MP Dovilė Šakalienė, a member of the Committee on National Security and Defence, also spoke about her encounters with Russian intelligence officers posing as diplomats. When she was working at the Centre for Human Rights, the Russian Embassy staff offered to support some of the centre’s activities. “The Russian Embassy at that time was targeting NGOs, especially in the field of human rights. When they offered to support our centre’s projects, they also asked for information – they were interested in the lists of Belarusian students studying at the European Humanities University (EHU) in Vilnius and asked if we were in contact with Belarusian NGOs,” Šakalienė said.
According to the VSD, between 2018 and 2023, eleven Russian diplomats were expelled from Lithuania for activities incompatible with their status as diplomats. In the years leading up to 2018, there were only five such cases. Former high-ranking politicians noted that the number of spies expelled did not reflect the actual Russian intelligence capabilities in Lithuania. The decisions to expel identified Russian spies were complicated by the fact that Moscow always retaliated by reducing Lithuania’s diplomatic representation.
According to LRT’s sources, Russian intelligence services usually have their officers in embassies to monitor the activities of the spies and their family members. Their job is to make sure that the spies have not become close to the intelligence services of hostile countries or inadvertently given away their activities.
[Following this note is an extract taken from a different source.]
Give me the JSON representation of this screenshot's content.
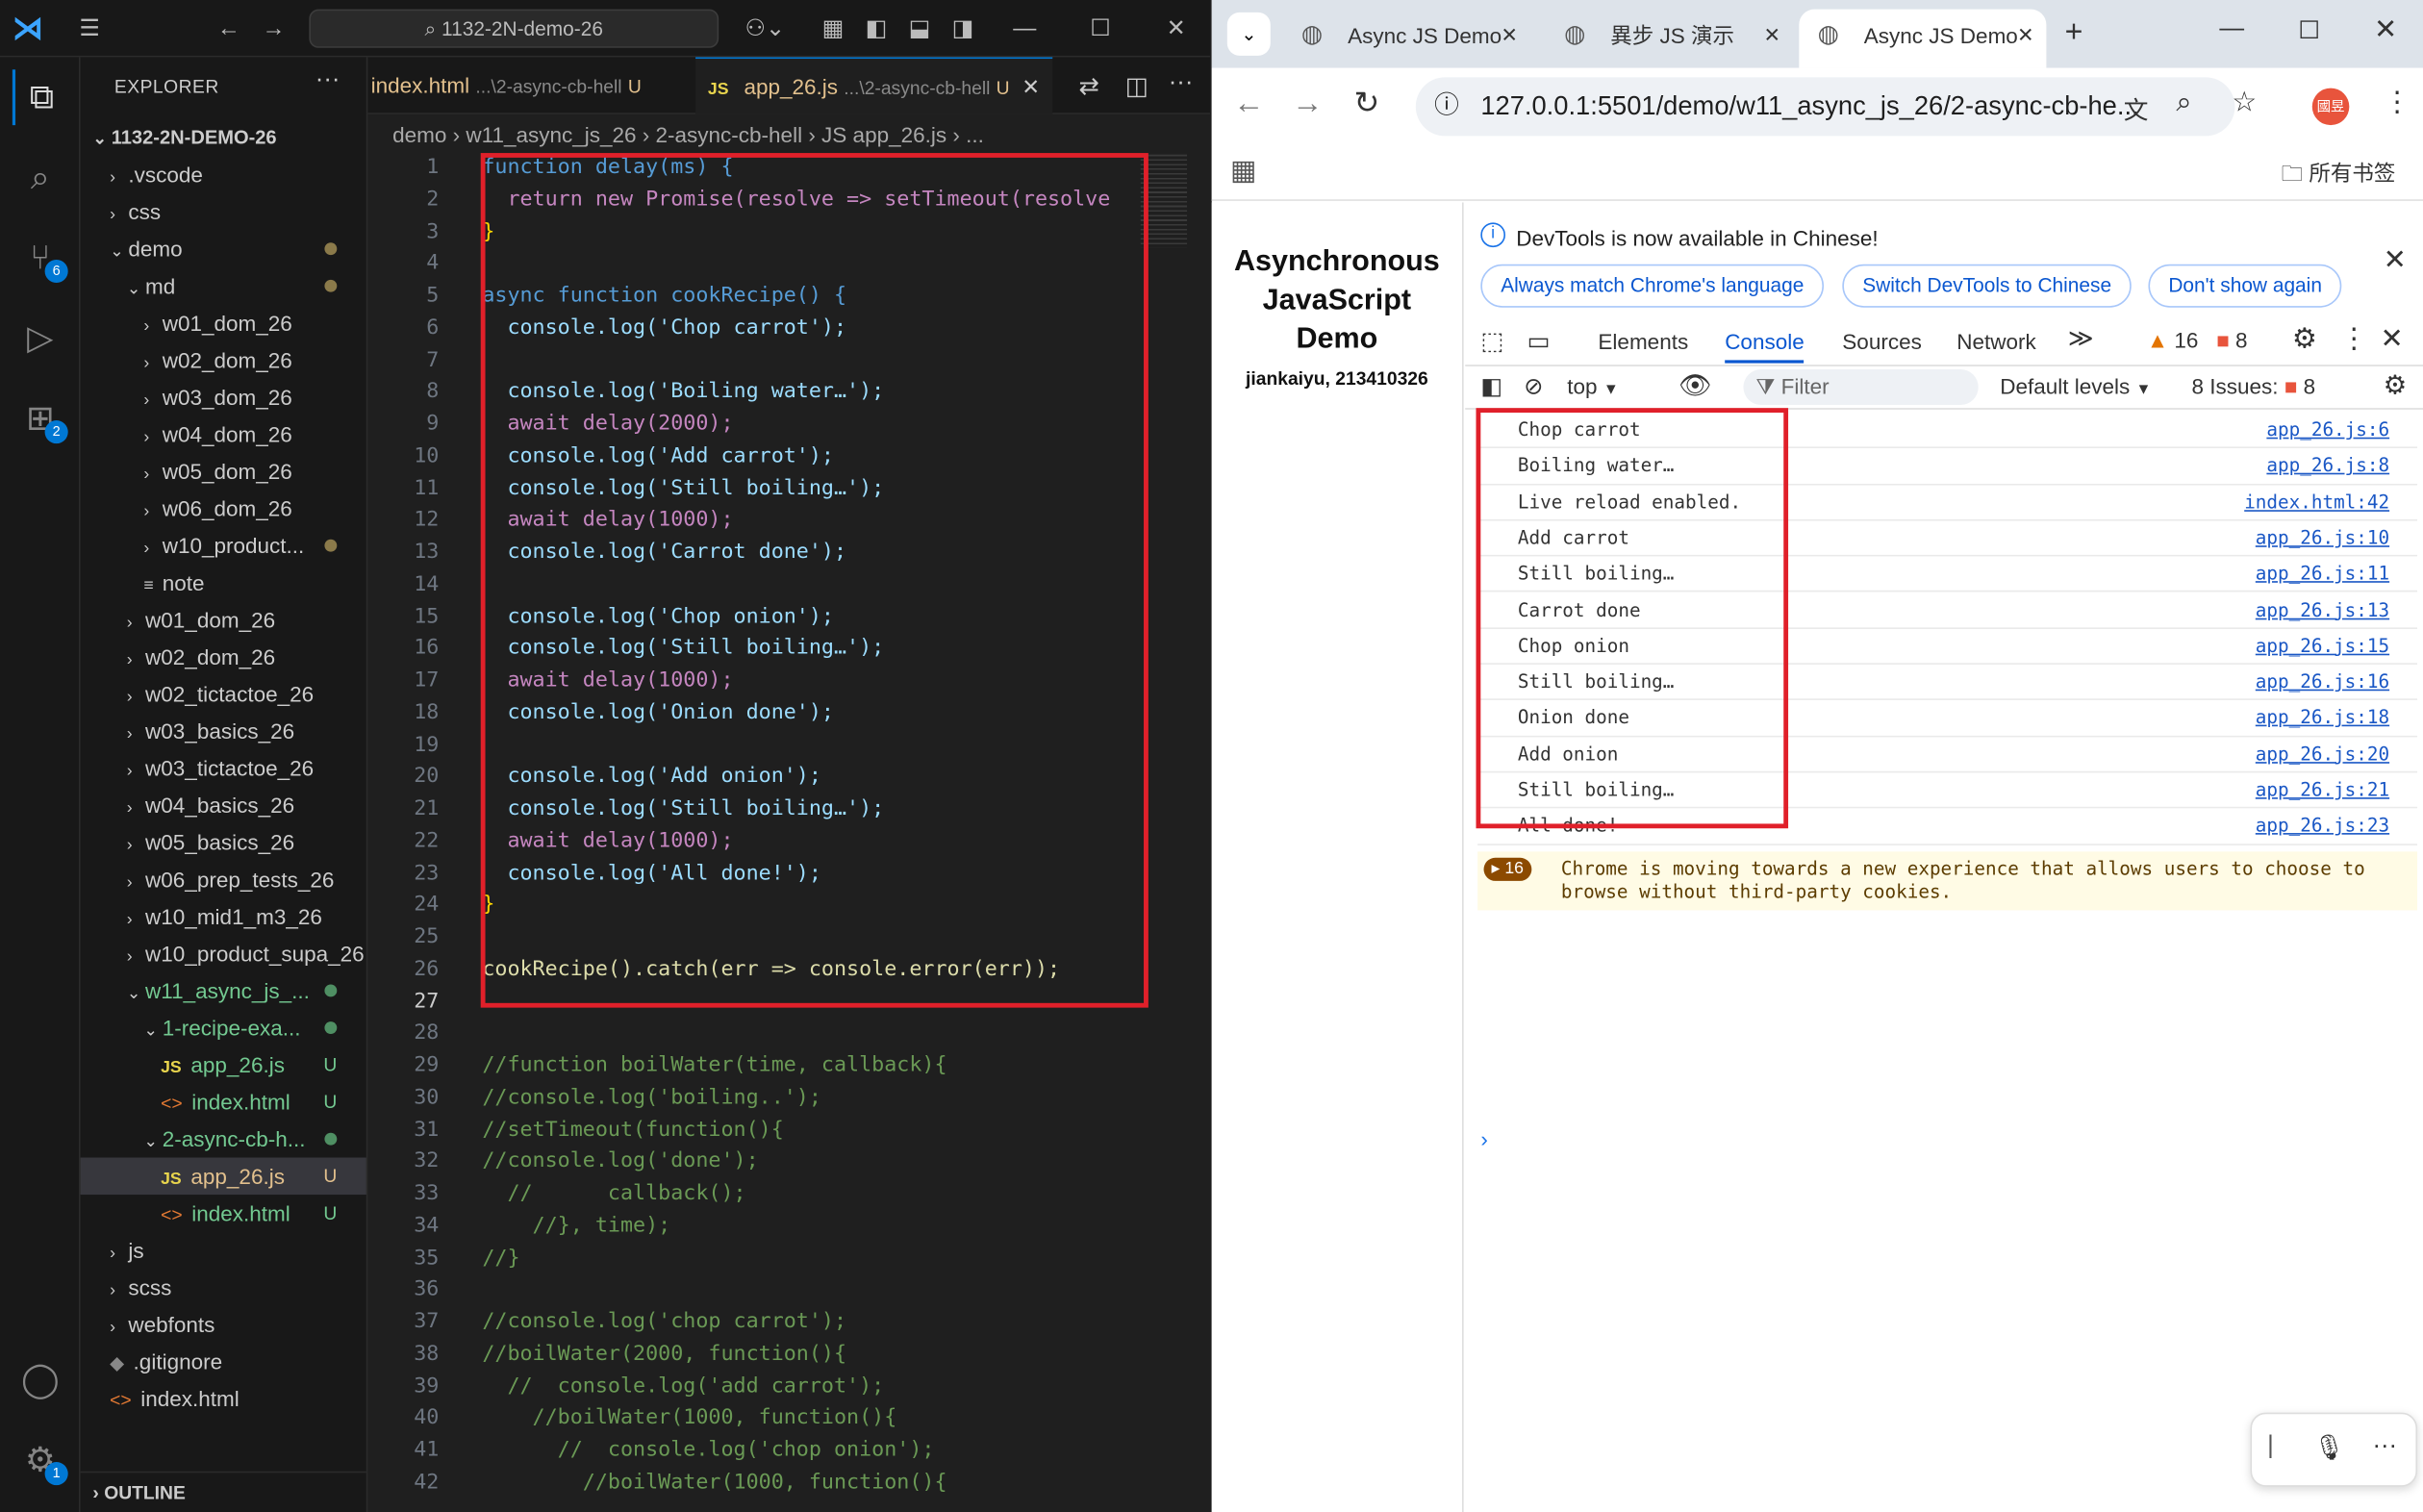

If there is a threat that intelligence officers may be identified, they are immediately sent away.
Russian intelligence officers working under diplomatic cover gather information by attending embassy and other receptions, public events, and meetings. They observe selected individuals, taking an interest in their hobbies, family, and weaknesses, and draw up their comprehensive psychological profiles.
According to LRT’s sources, each Lithuanian diplomat has their own binder containing a detailed dossier. This dossier follows the diplomat’s appointments and is kept at the respective Russian embassy. Once the conditions for contact are created, the aim is to recruit the person, to get them to work for a foreign country, either for money, through blackmail, or out of ideology.
The sources stressed that although Lithuania is a small country, experienced intelligence officers are assigned to spy in the country and on Lithuanians abroad. But according to counter-intelligence experts, it is difficult for spies under diplomatic cover to operate in Lithuania, where there is little chance of going undetected. The VSD is also almost always aware of whether a diplomat sent to Lithuania has intelligence assignments.
KGB files that were not destroyed were taken to Russia in 1989-1990 and are used for blackmail. According to historians, the Lithuanian Special Archive has only 68 work or personal files, as well as several dozen files containing codified agent reports and files on agent “candidates”.
Asked to assess Russia’s intelligence capabilities, the VSD said that the biggest counter-intelligence threat to Lithuania comes not from Russian spies working under diplomatic cover but from “intelligence from the territory” by Russia and Belarus. This is when Russian and Belarusian intelligence services recruit Lithuanian citizens travelling to their territory send Russian and Belarusian citizens cooperating with the intelligence services to Lithuania to carry out intelligence tasks, and, in some cases, temporarily deploy intelligence officers with various non-diplomatic covers to Lithuanian territory to carry out intelligence tasks, according to the VSD.
After losing diplomatic cover, Russian intelligence is looking for new avenues, concludes the LRT report. Across Europe, the opposition that has defected from Russia is being targeted by intelligence services, and every effort is being made to expose the weaknesses in Western intelligence.